* What you are asked to do *
Could you return each entry below exactly as written, minus any pictures?

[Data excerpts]
========================================

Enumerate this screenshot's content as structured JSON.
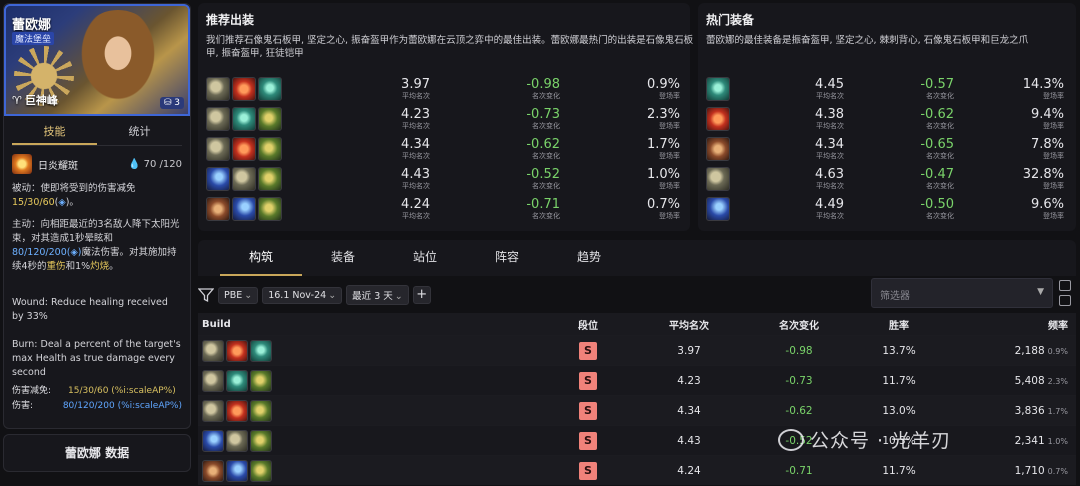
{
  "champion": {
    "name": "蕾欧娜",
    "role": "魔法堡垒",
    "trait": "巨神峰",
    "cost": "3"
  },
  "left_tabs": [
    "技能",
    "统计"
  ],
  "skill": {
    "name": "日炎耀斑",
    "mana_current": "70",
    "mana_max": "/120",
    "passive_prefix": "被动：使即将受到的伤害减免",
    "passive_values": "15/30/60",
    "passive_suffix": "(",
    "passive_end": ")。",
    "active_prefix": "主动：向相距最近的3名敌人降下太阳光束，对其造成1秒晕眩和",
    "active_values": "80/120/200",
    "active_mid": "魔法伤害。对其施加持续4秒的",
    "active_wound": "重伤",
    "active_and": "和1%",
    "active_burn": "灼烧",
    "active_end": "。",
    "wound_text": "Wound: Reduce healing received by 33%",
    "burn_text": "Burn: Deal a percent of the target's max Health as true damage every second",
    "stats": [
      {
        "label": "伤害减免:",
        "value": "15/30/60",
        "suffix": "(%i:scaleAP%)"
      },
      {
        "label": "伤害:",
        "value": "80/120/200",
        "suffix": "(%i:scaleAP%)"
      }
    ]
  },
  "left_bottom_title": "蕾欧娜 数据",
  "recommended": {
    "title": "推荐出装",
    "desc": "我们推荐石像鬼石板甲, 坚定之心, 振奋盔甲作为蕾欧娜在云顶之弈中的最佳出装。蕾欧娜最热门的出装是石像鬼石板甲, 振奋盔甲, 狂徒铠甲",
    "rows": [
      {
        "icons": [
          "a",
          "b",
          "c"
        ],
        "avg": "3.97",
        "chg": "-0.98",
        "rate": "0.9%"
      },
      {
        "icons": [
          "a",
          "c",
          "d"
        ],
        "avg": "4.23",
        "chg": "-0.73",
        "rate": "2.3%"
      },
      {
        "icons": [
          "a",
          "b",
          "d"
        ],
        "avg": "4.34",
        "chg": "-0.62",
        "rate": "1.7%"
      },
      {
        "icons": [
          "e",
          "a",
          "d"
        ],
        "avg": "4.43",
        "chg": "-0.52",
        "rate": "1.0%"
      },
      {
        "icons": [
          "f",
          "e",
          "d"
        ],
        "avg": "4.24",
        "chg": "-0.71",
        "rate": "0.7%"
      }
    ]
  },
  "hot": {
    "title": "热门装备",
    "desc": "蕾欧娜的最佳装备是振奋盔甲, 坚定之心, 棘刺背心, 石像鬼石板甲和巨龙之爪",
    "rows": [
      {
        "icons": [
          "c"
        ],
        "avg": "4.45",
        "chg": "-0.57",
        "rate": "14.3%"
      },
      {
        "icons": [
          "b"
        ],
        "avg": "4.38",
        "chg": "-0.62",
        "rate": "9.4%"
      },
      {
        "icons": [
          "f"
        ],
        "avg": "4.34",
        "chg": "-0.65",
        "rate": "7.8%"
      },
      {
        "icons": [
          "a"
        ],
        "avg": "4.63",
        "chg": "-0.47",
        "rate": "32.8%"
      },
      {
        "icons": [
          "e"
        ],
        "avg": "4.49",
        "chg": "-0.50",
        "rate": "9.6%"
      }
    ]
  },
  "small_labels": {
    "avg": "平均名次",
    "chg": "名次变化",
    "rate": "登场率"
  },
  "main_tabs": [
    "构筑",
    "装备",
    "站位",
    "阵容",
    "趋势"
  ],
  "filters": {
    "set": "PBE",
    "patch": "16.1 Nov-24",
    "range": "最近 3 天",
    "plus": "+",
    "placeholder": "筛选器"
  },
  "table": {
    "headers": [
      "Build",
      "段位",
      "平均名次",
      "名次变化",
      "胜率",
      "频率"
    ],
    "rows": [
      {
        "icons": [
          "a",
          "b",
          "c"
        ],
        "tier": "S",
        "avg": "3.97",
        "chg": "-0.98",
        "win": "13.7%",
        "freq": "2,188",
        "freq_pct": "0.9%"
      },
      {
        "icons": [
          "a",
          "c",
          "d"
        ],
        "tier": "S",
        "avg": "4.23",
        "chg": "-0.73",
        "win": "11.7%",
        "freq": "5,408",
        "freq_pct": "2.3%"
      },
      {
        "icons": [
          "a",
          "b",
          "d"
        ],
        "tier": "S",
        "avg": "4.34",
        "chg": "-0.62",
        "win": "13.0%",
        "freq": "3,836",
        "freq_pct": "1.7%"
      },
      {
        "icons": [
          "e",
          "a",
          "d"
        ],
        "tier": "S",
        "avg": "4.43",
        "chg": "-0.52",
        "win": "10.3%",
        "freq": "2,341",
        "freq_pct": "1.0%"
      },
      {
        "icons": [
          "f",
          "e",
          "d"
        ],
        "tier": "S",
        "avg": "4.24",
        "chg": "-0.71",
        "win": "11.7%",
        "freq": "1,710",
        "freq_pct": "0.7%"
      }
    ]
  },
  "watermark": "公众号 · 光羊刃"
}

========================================

* Answer below *
Enumerate this screenshot's content as structured JSON.
{
  "champion": {
    "name": "蕾欧娜",
    "role": "魔法堡垒",
    "trait": "巨神峰",
    "cost": "3"
  },
  "left_tabs": [
    "技能",
    "统计"
  ],
  "skill": {
    "name": "日炎耀斑",
    "mana_current": "70",
    "mana_max": "/120",
    "passive_prefix": "被动：使即将受到的伤害减免",
    "passive_values": "15/30/60",
    "passive_suffix": "(",
    "passive_end": ")。",
    "active_prefix": "主动：向相距最近的3名敌人降下太阳光束，对其造成1秒晕眩和",
    "active_values": "80/120/200",
    "active_mid": "魔法伤害。对其施加持续4秒的",
    "active_wound": "重伤",
    "active_and": "和1%",
    "active_burn": "灼烧",
    "active_end": "。",
    "wound_text": "Wound: Reduce healing received by 33%",
    "burn_text": "Burn: Deal a percent of the target's max Health as true damage every second",
    "stats": [
      {
        "label": "伤害减免:",
        "value": "15/30/60",
        "suffix": "(%i:scaleAP%)"
      },
      {
        "label": "伤害:",
        "value": "80/120/200",
        "suffix": "(%i:scaleAP%)"
      }
    ]
  },
  "left_bottom_title": "蕾欧娜 数据",
  "recommended": {
    "title": "推荐出装",
    "desc": "我们推荐石像鬼石板甲, 坚定之心, 振奋盔甲作为蕾欧娜在云顶之弈中的最佳出装。蕾欧娜最热门的出装是石像鬼石板甲, 振奋盔甲, 狂徒铠甲",
    "rows": [
      {
        "icons": [
          "a",
          "b",
          "c"
        ],
        "avg": "3.97",
        "chg": "-0.98",
        "rate": "0.9%"
      },
      {
        "icons": [
          "a",
          "c",
          "d"
        ],
        "avg": "4.23",
        "chg": "-0.73",
        "rate": "2.3%"
      },
      {
        "icons": [
          "a",
          "b",
          "d"
        ],
        "avg": "4.34",
        "chg": "-0.62",
        "rate": "1.7%"
      },
      {
        "icons": [
          "e",
          "a",
          "d"
        ],
        "avg": "4.43",
        "chg": "-0.52",
        "rate": "1.0%"
      },
      {
        "icons": [
          "f",
          "e",
          "d"
        ],
        "avg": "4.24",
        "chg": "-0.71",
        "rate": "0.7%"
      }
    ]
  },
  "hot": {
    "title": "热门装备",
    "desc": "蕾欧娜的最佳装备是振奋盔甲, 坚定之心, 棘刺背心, 石像鬼石板甲和巨龙之爪",
    "rows": [
      {
        "icons": [
          "c"
        ],
        "avg": "4.45",
        "chg": "-0.57",
        "rate": "14.3%"
      },
      {
        "icons": [
          "b"
        ],
        "avg": "4.38",
        "chg": "-0.62",
        "rate": "9.4%"
      },
      {
        "icons": [
          "f"
        ],
        "avg": "4.34",
        "chg": "-0.65",
        "rate": "7.8%"
      },
      {
        "icons": [
          "a"
        ],
        "avg": "4.63",
        "chg": "-0.47",
        "rate": "32.8%"
      },
      {
        "icons": [
          "e"
        ],
        "avg": "4.49",
        "chg": "-0.50",
        "rate": "9.6%"
      }
    ]
  },
  "small_labels": {
    "avg": "平均名次",
    "chg": "名次变化",
    "rate": "登场率"
  },
  "main_tabs": [
    "构筑",
    "装备",
    "站位",
    "阵容",
    "趋势"
  ],
  "filters": {
    "set": "PBE",
    "patch": "16.1 Nov-24",
    "range": "最近 3 天",
    "plus": "+",
    "placeholder": "筛选器"
  },
  "table": {
    "headers": [
      "Build",
      "段位",
      "平均名次",
      "名次变化",
      "胜率",
      "频率"
    ],
    "rows": [
      {
        "icons": [
          "a",
          "b",
          "c"
        ],
        "tier": "S",
        "avg": "3.97",
        "chg": "-0.98",
        "win": "13.7%",
        "freq": "2,188",
        "freq_pct": "0.9%"
      },
      {
        "icons": [
          "a",
          "c",
          "d"
        ],
        "tier": "S",
        "avg": "4.23",
        "chg": "-0.73",
        "win": "11.7%",
        "freq": "5,408",
        "freq_pct": "2.3%"
      },
      {
        "icons": [
          "a",
          "b",
          "d"
        ],
        "tier": "S",
        "avg": "4.34",
        "chg": "-0.62",
        "win": "13.0%",
        "freq": "3,836",
        "freq_pct": "1.7%"
      },
      {
        "icons": [
          "e",
          "a",
          "d"
        ],
        "tier": "S",
        "avg": "4.43",
        "chg": "-0.52",
        "win": "10.3%",
        "freq": "2,341",
        "freq_pct": "1.0%"
      },
      {
        "icons": [
          "f",
          "e",
          "d"
        ],
        "tier": "S",
        "avg": "4.24",
        "chg": "-0.71",
        "win": "11.7%",
        "freq": "1,710",
        "freq_pct": "0.7%"
      }
    ]
  },
  "watermark": "公众号 · 光羊刃"
}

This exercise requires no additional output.